(Use the arrows to scroll through more GIFs of the playmaking Njoku)
What is most encouraging about Njoku, and a major reason why his game will immediately translate to the next level, is his willingness to play physical and ability to win in contested catch situations. Njoku doesn’t shy away from physicality and is able to haul in passes with defenders draped all over him. The below play is a prime example. Njoku runs a fade route here and hauls in a TD pass with one arm, while fighting through pass interference, tightrope walking the sideline and keeping his feet in bounds. That takes an enormous amount of body control and concentration.

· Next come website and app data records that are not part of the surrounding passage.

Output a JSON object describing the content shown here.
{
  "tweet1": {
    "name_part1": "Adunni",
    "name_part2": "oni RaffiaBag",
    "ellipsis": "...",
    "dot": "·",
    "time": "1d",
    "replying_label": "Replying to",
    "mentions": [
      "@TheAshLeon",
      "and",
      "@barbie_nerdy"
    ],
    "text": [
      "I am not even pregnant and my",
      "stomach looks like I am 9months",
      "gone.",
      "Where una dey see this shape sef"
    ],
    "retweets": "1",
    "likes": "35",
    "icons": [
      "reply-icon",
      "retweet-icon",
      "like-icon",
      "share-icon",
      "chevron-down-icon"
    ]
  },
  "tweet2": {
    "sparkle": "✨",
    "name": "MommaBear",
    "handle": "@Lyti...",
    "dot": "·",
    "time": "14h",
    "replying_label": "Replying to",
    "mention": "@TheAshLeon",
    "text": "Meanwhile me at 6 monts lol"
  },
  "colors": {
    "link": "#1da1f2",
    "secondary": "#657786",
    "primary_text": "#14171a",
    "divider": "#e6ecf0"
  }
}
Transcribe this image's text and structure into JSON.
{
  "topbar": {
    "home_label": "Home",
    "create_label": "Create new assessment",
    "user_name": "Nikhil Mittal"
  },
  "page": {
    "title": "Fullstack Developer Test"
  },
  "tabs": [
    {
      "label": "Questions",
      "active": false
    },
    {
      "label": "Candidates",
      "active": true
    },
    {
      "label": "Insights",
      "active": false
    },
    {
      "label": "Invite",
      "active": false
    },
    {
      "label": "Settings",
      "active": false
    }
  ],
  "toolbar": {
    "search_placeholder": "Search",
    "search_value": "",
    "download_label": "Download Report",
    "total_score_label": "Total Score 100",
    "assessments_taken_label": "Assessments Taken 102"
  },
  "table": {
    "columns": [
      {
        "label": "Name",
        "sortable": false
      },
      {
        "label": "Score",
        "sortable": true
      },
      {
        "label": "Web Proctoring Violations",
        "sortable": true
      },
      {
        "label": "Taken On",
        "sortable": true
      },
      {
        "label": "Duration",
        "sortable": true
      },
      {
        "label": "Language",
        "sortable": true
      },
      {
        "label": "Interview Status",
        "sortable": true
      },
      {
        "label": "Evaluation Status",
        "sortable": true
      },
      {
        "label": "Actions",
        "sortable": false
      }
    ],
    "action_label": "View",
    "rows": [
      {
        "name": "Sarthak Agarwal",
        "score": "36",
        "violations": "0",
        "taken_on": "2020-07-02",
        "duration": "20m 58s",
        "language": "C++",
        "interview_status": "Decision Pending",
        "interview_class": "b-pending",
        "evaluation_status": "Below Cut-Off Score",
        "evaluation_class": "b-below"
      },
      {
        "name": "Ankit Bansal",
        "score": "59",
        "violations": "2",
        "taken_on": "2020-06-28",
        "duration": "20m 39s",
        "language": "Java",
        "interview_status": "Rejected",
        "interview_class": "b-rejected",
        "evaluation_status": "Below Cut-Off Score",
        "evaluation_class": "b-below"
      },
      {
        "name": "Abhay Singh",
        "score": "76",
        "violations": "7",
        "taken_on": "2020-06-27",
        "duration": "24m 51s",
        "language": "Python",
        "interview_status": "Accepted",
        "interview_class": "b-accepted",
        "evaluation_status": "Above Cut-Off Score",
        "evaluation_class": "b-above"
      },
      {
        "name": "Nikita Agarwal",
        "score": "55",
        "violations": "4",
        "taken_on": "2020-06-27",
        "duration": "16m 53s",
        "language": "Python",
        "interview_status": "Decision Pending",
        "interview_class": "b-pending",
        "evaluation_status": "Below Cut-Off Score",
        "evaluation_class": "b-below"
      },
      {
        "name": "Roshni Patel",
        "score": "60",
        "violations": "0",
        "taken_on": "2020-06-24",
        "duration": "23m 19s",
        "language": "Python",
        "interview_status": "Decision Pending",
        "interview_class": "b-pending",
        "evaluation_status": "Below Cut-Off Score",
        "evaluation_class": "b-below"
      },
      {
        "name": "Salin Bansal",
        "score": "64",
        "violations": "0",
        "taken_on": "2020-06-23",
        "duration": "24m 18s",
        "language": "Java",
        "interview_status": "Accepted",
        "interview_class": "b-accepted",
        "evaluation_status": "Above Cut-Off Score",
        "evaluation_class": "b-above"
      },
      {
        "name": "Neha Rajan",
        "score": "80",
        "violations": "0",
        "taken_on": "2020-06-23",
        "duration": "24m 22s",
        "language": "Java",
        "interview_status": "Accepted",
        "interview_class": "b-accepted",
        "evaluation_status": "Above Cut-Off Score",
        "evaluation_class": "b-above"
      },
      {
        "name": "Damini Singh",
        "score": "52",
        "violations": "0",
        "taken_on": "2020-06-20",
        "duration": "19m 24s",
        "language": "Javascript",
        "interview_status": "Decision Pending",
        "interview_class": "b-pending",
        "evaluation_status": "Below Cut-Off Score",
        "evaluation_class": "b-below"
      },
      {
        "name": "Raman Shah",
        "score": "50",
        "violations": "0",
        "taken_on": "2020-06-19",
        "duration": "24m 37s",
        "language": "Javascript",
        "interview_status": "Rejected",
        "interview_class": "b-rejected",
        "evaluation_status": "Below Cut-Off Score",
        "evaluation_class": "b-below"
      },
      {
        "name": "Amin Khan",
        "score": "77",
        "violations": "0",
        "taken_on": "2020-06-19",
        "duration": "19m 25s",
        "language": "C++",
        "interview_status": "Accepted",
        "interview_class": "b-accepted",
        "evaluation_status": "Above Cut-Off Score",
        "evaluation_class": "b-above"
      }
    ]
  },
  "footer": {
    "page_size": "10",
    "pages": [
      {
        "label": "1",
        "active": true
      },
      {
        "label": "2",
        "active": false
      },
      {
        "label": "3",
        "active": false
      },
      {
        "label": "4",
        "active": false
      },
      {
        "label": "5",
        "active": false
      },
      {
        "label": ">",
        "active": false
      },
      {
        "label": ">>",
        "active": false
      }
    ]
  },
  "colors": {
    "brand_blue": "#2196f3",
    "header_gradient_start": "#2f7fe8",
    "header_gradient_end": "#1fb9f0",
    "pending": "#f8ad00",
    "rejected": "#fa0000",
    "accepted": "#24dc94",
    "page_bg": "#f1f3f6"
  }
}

(Use the arrows to scroll through more GIFs of Njoku playing through contact)
Although he was often lined up in the slot or the middle receiver in a trips formation, Njoku actually did spend a good amount of time inline. I wouldn’t recommend running behind Njoku on a 4 & 1 but he showed enough as a blocker to have the hope of him becoming an all-around TE a few years down the road. Guys, he’s still 20 years old! The below clip is a reach block by Njoku where he reaches the DT and seals off a running lane for the RB, with a little bit of help from the LT. It’s not perfect but Njoku’s technique, punch, hand placement, rolling his hips upward to stand up the defender was regularly seen.
(Use the arrows to scroll through more GIFs of Njoku blocking - #86 )
The area where Njoku needs to improve the most is probably just his play strength. He’s rocked up but lacks the strength or anchor to handle a bull rush from an NFL caliber edge player. Njoku can’t skip leg day anymore. He’ll need to improve his lower half to generate more power as a blocker or he’ll just be a joker TE – that’s still valuable.
(Use the arrows to scroll through some not so good GIFs of Njoku)
As a receiver, I think Njoku can tighten up his route running by becoming more sudden within the route so that NFL defenders are not able to anticipate his breaks. I don’t want to assume, but knowing the athlete he is I don’t think that will be a problem. I should also mention that Njoku does have the occasional concentration drop but that doesn’t bother me because when you bring that much tactical value to an offense it’s something I’m more than happy living with.
Njoku is a move-TE prospect with a ceiling to become an All-Pro tight end. Njoku should be able to contribute as a receiver right away and will be extremely valuable in the red zone. While he might have 400 yards and 6 TD’s as a rookie I still want to preach the importance of patience with a guy like him. Again, he’s just 20-years old. He’s essentially a ball of clay and will be playing a position where it routinely takes a few years to acclimate to the NFL. Players like Jordan Reed, Martellus Bennett, and Greg Olsen didn’t break out until the age of 25 or later. So while the future is bright, it might take a few years to mold him into the Pro Bowler you expected when your team drafted him in the 1st Round. The reason why teams are willing to take a player like Njoku in the 1st Round is because he has the potential to be someone that defenses game plan around yet still don't have an answer for. Even if Njoku doesn't improve he'll still add an element to any offense due to his mismatch and field stretching ability as a receiver. He's got a high floor and tremendous ceiling.
NFL Comparison Spectrum: Greg Olsen, Martellus Bennett/(X), Fred Davis, Ladarius Green, Jeff Cumberland, Adrien Robinson